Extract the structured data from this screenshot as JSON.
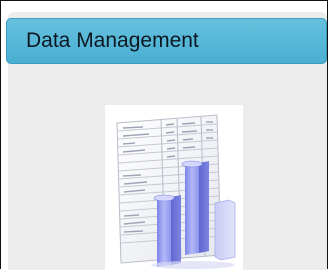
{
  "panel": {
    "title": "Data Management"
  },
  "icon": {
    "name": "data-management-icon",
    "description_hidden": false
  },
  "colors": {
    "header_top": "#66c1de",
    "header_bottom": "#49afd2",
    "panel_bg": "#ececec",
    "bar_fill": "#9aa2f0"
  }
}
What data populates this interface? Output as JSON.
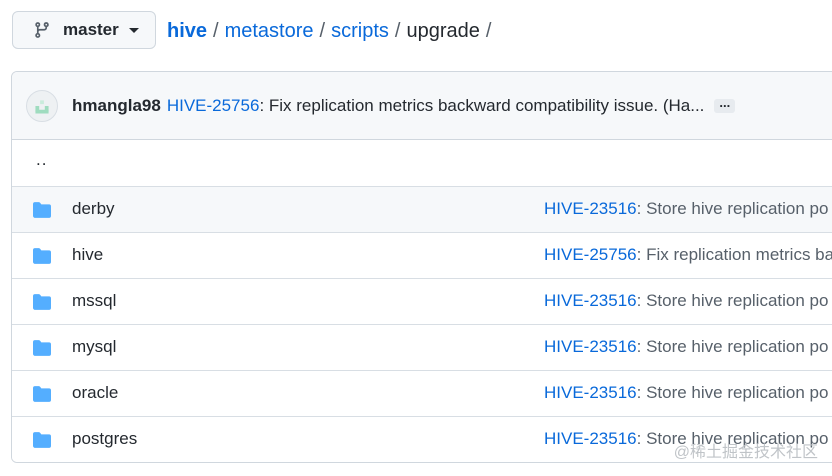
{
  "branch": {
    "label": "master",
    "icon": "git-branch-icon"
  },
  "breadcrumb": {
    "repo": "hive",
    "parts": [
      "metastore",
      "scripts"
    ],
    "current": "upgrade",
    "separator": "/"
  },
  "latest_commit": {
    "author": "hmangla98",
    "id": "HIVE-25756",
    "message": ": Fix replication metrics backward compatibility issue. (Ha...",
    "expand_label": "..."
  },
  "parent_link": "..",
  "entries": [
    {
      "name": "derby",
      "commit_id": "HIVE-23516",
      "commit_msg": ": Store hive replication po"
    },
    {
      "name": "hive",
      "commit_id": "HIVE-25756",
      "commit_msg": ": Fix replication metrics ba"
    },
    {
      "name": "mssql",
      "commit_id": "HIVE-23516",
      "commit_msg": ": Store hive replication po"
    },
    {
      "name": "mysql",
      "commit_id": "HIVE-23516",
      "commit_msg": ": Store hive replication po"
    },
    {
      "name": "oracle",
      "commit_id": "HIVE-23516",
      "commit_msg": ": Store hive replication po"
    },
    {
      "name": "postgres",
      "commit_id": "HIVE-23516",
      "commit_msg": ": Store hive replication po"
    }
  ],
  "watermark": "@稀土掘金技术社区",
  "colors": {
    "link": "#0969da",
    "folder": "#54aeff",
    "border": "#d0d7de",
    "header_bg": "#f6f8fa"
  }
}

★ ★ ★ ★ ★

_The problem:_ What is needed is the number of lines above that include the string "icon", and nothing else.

_Result of the exercise:_ 3